* [PROBLEM DESCRIPTION] Copy the entries that follow, exactly and completely.

* [SUPPLIED MATERIAL]
----

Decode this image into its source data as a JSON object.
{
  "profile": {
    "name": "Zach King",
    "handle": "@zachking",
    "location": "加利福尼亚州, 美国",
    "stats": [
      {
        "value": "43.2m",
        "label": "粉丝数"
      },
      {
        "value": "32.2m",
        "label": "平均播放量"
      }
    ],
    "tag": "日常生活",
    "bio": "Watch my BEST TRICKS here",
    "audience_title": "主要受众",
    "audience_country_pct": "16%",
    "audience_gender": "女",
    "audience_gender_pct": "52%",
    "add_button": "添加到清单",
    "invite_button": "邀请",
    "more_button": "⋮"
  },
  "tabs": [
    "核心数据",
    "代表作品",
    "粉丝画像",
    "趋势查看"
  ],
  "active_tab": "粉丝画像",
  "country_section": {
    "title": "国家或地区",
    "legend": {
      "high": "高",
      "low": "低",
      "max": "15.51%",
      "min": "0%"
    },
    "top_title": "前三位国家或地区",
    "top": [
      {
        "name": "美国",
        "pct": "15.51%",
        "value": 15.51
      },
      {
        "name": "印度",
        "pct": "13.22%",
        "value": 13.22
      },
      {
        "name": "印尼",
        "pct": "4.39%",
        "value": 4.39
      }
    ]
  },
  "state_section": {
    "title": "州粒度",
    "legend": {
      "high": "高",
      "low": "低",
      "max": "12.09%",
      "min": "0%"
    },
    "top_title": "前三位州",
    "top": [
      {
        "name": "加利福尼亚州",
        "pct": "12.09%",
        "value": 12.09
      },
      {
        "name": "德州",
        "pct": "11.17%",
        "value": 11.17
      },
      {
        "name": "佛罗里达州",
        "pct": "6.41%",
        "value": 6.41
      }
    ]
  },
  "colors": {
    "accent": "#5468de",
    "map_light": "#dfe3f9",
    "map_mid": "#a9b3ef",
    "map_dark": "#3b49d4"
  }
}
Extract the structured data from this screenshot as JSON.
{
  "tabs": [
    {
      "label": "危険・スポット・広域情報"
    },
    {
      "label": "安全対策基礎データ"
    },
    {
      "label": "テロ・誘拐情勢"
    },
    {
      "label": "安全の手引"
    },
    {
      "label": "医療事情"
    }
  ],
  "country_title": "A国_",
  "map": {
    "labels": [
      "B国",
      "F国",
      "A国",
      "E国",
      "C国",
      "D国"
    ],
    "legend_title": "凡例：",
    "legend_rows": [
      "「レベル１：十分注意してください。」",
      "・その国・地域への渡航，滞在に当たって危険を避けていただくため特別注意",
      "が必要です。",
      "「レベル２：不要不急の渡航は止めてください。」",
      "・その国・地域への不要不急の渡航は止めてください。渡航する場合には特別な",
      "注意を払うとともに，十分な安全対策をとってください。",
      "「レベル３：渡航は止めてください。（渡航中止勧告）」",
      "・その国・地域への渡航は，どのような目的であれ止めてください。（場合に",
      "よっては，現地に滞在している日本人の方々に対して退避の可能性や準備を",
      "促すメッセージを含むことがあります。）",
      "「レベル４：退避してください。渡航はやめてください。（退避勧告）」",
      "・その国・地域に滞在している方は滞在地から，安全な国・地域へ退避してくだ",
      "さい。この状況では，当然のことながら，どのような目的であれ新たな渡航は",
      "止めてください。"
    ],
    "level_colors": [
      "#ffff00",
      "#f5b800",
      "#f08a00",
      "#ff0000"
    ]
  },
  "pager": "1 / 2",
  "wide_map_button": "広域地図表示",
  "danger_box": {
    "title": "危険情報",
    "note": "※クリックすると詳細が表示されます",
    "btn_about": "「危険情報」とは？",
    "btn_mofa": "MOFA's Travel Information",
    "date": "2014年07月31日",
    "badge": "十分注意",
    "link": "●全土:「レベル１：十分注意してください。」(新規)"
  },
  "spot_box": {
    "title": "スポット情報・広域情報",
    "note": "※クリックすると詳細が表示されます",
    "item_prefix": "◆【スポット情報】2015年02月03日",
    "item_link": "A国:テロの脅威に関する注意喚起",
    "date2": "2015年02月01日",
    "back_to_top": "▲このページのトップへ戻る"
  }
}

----

* [RESULT OF THE EXERCISE]
Decode this image into its source data as a JSON object.
{
  "profile": {
    "name": "Zach King",
    "handle": "@zachking",
    "location": "加利福尼亚州, 美国",
    "stats": [
      {
        "value": "43.2m",
        "label": "粉丝数"
      },
      {
        "value": "32.2m",
        "label": "平均播放量"
      }
    ],
    "tag": "日常生活",
    "bio": "Watch my BEST TRICKS here",
    "audience_title": "主要受众",
    "audience_country_pct": "16%",
    "audience_gender": "女",
    "audience_gender_pct": "52%",
    "add_button": "添加到清单",
    "invite_button": "邀请",
    "more_button": "⋮"
  },
  "tabs": [
    "核心数据",
    "代表作品",
    "粉丝画像",
    "趋势查看"
  ],
  "active_tab": "粉丝画像",
  "country_section": {
    "title": "国家或地区",
    "legend": {
      "high": "高",
      "low": "低",
      "max": "15.51%",
      "min": "0%"
    },
    "top_title": "前三位国家或地区",
    "top": [
      {
        "name": "美国",
        "pct": "15.51%",
        "value": 15.51
      },
      {
        "name": "印度",
        "pct": "13.22%",
        "value": 13.22
      },
      {
        "name": "印尼",
        "pct": "4.39%",
        "value": 4.39
      }
    ]
  },
  "state_section": {
    "title": "州粒度",
    "legend": {
      "high": "高",
      "low": "低",
      "max": "12.09%",
      "min": "0%"
    },
    "top_title": "前三位州",
    "top": [
      {
        "name": "加利福尼亚州",
        "pct": "12.09%",
        "value": 12.09
      },
      {
        "name": "德州",
        "pct": "11.17%",
        "value": 11.17
      },
      {
        "name": "佛罗里达州",
        "pct": "6.41%",
        "value": 6.41
      }
    ]
  },
  "colors": {
    "accent": "#5468de",
    "map_light": "#dfe3f9",
    "map_mid": "#a9b3ef",
    "map_dark": "#3b49d4"
  }
}
Extract the structured data from this screenshot as JSON.
{
  "tabs": [
    {
      "label": "危険・スポット・広域情報"
    },
    {
      "label": "安全対策基礎データ"
    },
    {
      "label": "テロ・誘拐情勢"
    },
    {
      "label": "安全の手引"
    },
    {
      "label": "医療事情"
    }
  ],
  "country_title": "A国_",
  "map": {
    "labels": [
      "B国",
      "F国",
      "A国",
      "E国",
      "C国",
      "D国"
    ],
    "legend_title": "凡例：",
    "legend_rows": [
      "「レベル１：十分注意してください。」",
      "・その国・地域への渡航，滞在に当たって危険を避けていただくため特別注意",
      "が必要です。",
      "「レベル２：不要不急の渡航は止めてください。」",
      "・その国・地域への不要不急の渡航は止めてください。渡航する場合には特別な",
      "注意を払うとともに，十分な安全対策をとってください。",
      "「レベル３：渡航は止めてください。（渡航中止勧告）」",
      "・その国・地域への渡航は，どのような目的であれ止めてください。（場合に",
      "よっては，現地に滞在している日本人の方々に対して退避の可能性や準備を",
      "促すメッセージを含むことがあります。）",
      "「レベル４：退避してください。渡航はやめてください。（退避勧告）」",
      "・その国・地域に滞在している方は滞在地から，安全な国・地域へ退避してくだ",
      "さい。この状況では，当然のことながら，どのような目的であれ新たな渡航は",
      "止めてください。"
    ],
    "level_colors": [
      "#ffff00",
      "#f5b800",
      "#f08a00",
      "#ff0000"
    ]
  },
  "pager": "1 / 2",
  "wide_map_button": "広域地図表示",
  "danger_box": {
    "title": "危険情報",
    "note": "※クリックすると詳細が表示されます",
    "btn_about": "「危険情報」とは？",
    "btn_mofa": "MOFA's Travel Information",
    "date": "2014年07月31日",
    "badge": "十分注意",
    "link": "●全土:「レベル１：十分注意してください。」(新規)"
  },
  "spot_box": {
    "title": "スポット情報・広域情報",
    "note": "※クリックすると詳細が表示されます",
    "item_prefix": "◆【スポット情報】2015年02月03日",
    "item_link": "A国:テロの脅威に関する注意喚起",
    "date2": "2015年02月01日",
    "back_to_top": "▲このページのトップへ戻る"
  }
}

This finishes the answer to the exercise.